           // For more custom solutions, you might use anything here.
           context$: this.siteContextParamsService.getValues([BASE_SITE_CONTEXT_ID]),
           // We point to our read callback, that will be called with the value restored from persisted storage.
           // We will restore the value on every context change. If `context$` was not given, the `onRead` callback will be invoked only once, on application start.
           onRead: (state) => this.onRead(state),
       // Every time the active cart changes, we emit a new value here to trigger a save to storage.
       protected getCartState(): Observable<{ active: string }> {
           filter((state) => !!state),
           // As an optimization, we try to emit only when necessary.
           map((state) => {
             return {
       protected onRead(state: { active: string }) {
         // We always want to clear the cart state when we enter the base site. CartActions.ClearCartState());
         // The state might be undefined, when there isn't any data in storage.
         // When the state is defined, its type will be the same as the inner type of the `state$` observable.
         if (state) {
           // If we get the state, we want to point to the read active cart id.
  2. Provide the created service when the application is initialized.

    The following is an example:

     // Import dependencies.
     // Create factory to invoke `sync` method.
     export function cartStatePersistenceFactory(
       cartStatePersistenceService: MultiCartStatePersistenceService,
       configInit: ConfigInitializerService
     ) {
       const result = () =>
         // With async configuration we want to wait for stable configuration.
         // We have a dependency on the base site that is part of the context config.
         configInit.getStableConfig('context').then(() => {
           // Initialize state persistence mechanism.
       return result;
     // It is recommended to couple state persistence with its main feature module.
       imports: [MultiCartStoreModule, CartEventModule],
     export class CartModule {
       static forRoot(): ModuleWithProviders<CartModule> {
         return {
           ngModule: CartModule,
           providers: [
             // Other providers here.
               // Run factory on APP_INITIALIZER
               provide: APP_INITIALIZER,
               useFactory: cartStatePersistenceFactory,
               deps: [MultiCartStatePersistenceService, ConfigInitializerService],
               multi: true,

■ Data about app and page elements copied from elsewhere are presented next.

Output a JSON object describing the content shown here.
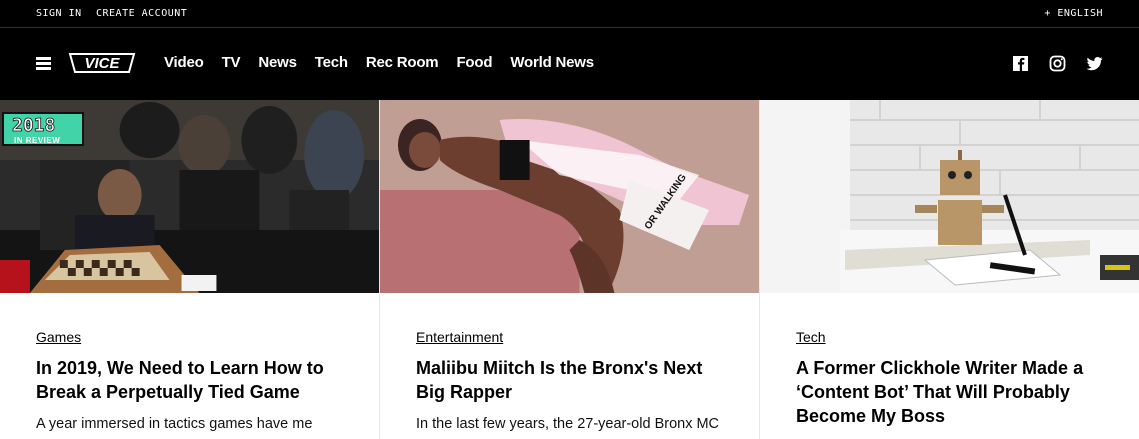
{
  "utility": {
    "sign_in": "SIGN IN",
    "create_account": "CREATE ACCOUNT",
    "language": "+ ENGLISH"
  },
  "nav": {
    "logo_text": "VICE",
    "items": [
      "Video",
      "TV",
      "News",
      "Tech",
      "Rec Room",
      "Food",
      "World News"
    ],
    "social": [
      "facebook-icon",
      "instagram-icon",
      "twitter-icon"
    ]
  },
  "cards": [
    {
      "badge_year": "2018",
      "badge_text": "IN REVIEW",
      "category": "Games",
      "headline": "In 2019, We Need to Learn How to Break a Perpetually Tied Game",
      "dek": "A year immersed in tactics games have me"
    },
    {
      "image_text": "OR WALKING",
      "category": "Entertainment",
      "headline": "Maliibu Miitch Is the Bronx's Next Big Rapper",
      "dek": "In the last few years, the 27-year-old Bronx MC"
    },
    {
      "category": "Tech",
      "headline": "A Former Clickhole Writer Made a ‘Content Bot’ That Will Probably Become My Boss"
    }
  ],
  "colors": {
    "header_bg": "#000000",
    "badge_green": "#43d3a8",
    "text": "#000000"
  }
}
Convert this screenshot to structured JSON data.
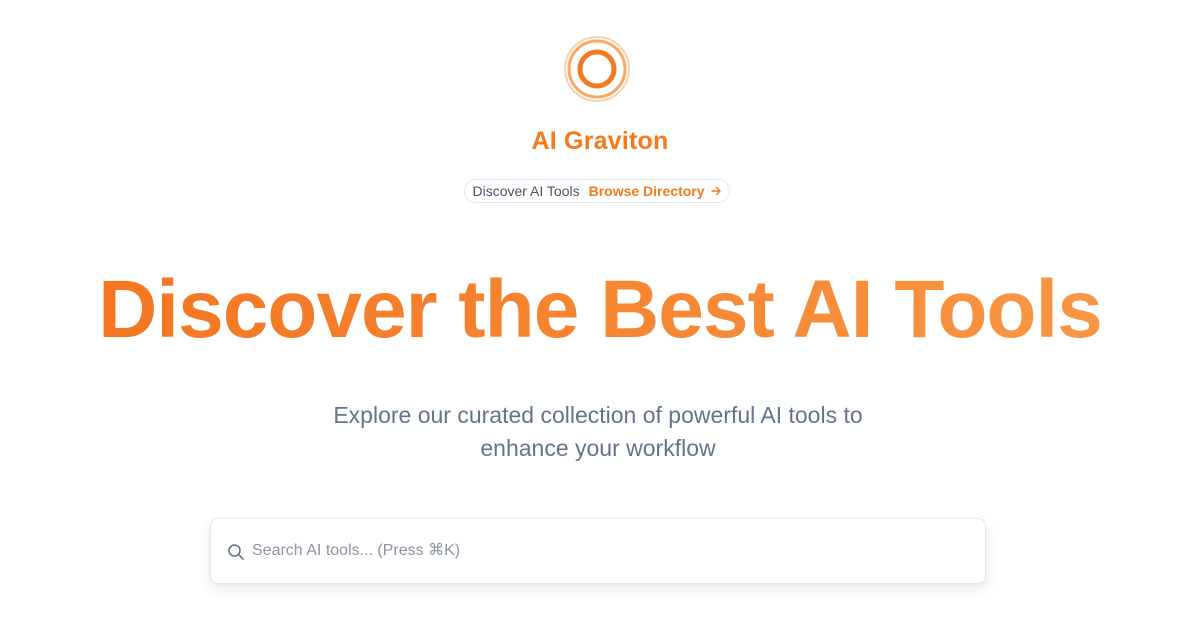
{
  "brand": {
    "logo_icon": "concentric-ring-logo-icon",
    "name": "AI Graviton",
    "accent_color": "#f47a1f"
  },
  "announcement": {
    "text": "Discover AI Tools",
    "link_label": "Browse Directory",
    "link_icon": "arrow-right-icon"
  },
  "hero": {
    "title": "Discover the Best AI Tools",
    "subtitle": "Explore our curated collection of powerful AI tools to enhance your workflow"
  },
  "search": {
    "icon": "search-icon",
    "placeholder": "Search AI tools... (Press ⌘K)",
    "value": ""
  }
}
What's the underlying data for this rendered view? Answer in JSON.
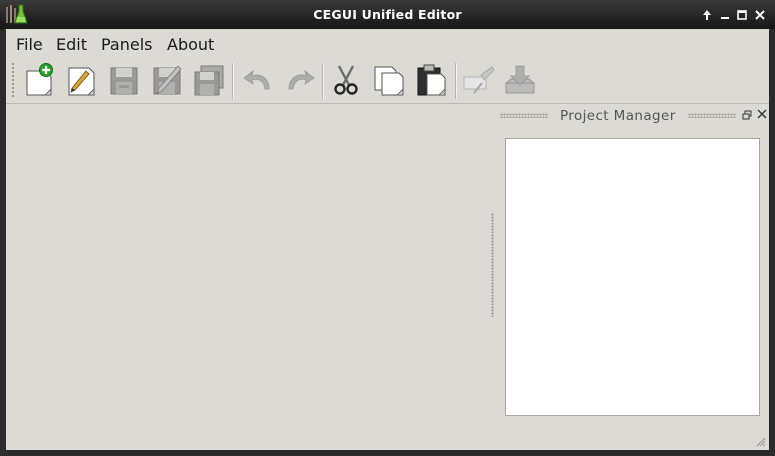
{
  "window": {
    "title": "CEGUI Unified Editor"
  },
  "menubar": {
    "items": [
      "File",
      "Edit",
      "Panels",
      "About"
    ]
  },
  "toolbar": {
    "buttons": [
      {
        "icon": "new-file-icon",
        "enabled": true
      },
      {
        "icon": "edit-document-icon",
        "enabled": true
      },
      {
        "icon": "save-icon",
        "enabled": false
      },
      {
        "icon": "save-as-icon",
        "enabled": false
      },
      {
        "icon": "save-all-icon",
        "enabled": false
      },
      {
        "icon": "undo-icon",
        "enabled": false
      },
      {
        "icon": "redo-icon",
        "enabled": false
      },
      {
        "icon": "cut-icon",
        "enabled": true
      },
      {
        "icon": "copy-icon",
        "enabled": true
      },
      {
        "icon": "paste-icon",
        "enabled": true
      },
      {
        "icon": "project-settings-icon",
        "enabled": false
      },
      {
        "icon": "reload-resources-icon",
        "enabled": false
      }
    ]
  },
  "dock": {
    "title": "Project Manager"
  },
  "colors": {
    "background": "#dcdad5",
    "titlebar": "#161616",
    "panel": "#ffffff",
    "accent_green": "#2ca02c"
  }
}
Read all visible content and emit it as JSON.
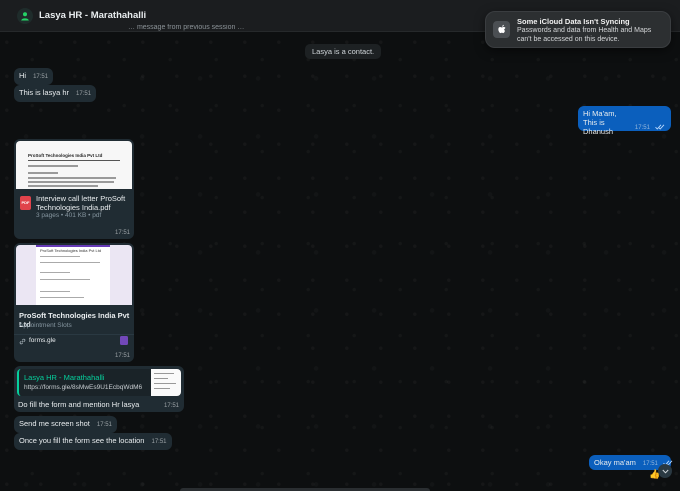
{
  "header": {
    "chat_title": "Lasya HR - Marathahalli",
    "preview_line": "… message from previous session …"
  },
  "notification": {
    "title": "Some iCloud Data Isn't Syncing",
    "body": "Passwords and data from Health and Maps can't be accessed on this device.",
    "icon": "apple-icon"
  },
  "system_message": "Lasya is a contact.",
  "messages": {
    "hi": {
      "text": "Hi",
      "time": "17:51"
    },
    "lasya": {
      "text": "This is lasya hr",
      "time": "17:51"
    },
    "maam": {
      "line1": "Hi Ma'am,",
      "line2": "This is Dhanush",
      "time": "17:51"
    },
    "pdf": {
      "filename": "Interview call letter ProSoft Technologies India.pdf",
      "meta": "3 pages • 401 KB • pdf",
      "time": "17:51",
      "preview_heading": "ProSoft Technologies India Pvt Ltd",
      "type_label": "PDF"
    },
    "form_link": {
      "title": "ProSoft Technologies India Pvt Ltd",
      "subtitle": "Appointment Slots",
      "domain": "forms.gle",
      "time": "17:51",
      "preview_title": "ProSoft Technologies India Pvt Ltd"
    },
    "quoted": {
      "author": "Lasya HR - Marathahalli",
      "url": "https://forms.gle/8sMwEs9U1EcbqWdM6",
      "text": "Do fill the form and mention Hr lasya",
      "time": "17:51"
    },
    "screenshot": {
      "text": "Send me screen shot",
      "time": "17:51"
    },
    "location": {
      "text": "Once you fill the form see the location",
      "time": "17:51"
    },
    "okay": {
      "text": "Okay ma'am",
      "time": "17:51"
    }
  },
  "reaction_emoji": "👍",
  "colors": {
    "incoming_bubble": "#202c33",
    "outgoing_bubble": "#0b5fbd",
    "accent": "#06cf9c"
  }
}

State Synchronization in Action

The following is an example description of state synchronization with an electronics and an apparel storefront. In this example, the state persistence service is set up as follows:

  • key: "cart"
  • state$ : points to the active cart id selector
  • context$: this.siteContextParamsService.getValues([BASE_SITE_CONTEXT_ID]) // The cart is valid only on the same base site
  • onRead: function dispatches ClearCart action, and then SetActiveCartId when the id is read from storage

The following describes an example flow of the state synchronization:

  1. Access the electronics base site for the first time.

    The onRead callback is invoked with undefined, because there was nothing under the spartacus⚿electronics⚿cart key in local storage. In this implementation of onRead, the cart state is cleared by dispatching the ClearCart action.

  2. Add something to the cart.

    In the background, the cart is created, and the active cart id selector emits a new value. Now the active cart id is saved under the spartacus⚿electronics⚿cart key in local storage.

  3. Switch from the electronics to the apparel site, where there are a few items already added to the cart.

    The onRead callback is invoked with the active cart id for this site, which is read from the spartacus⚿apparel⚿cart key in storage. In this example implementation, the onRead clears the state and sets the active cart id. Then, ActiveCartService selects this id and loads the cart that was created in a previous session.

  4. Return to the electronics site.

    The same steps repeat. The onRead is invoked with the cart id from the electronics site, the apparel ngrx state is cleared, and the correct cart is loaded.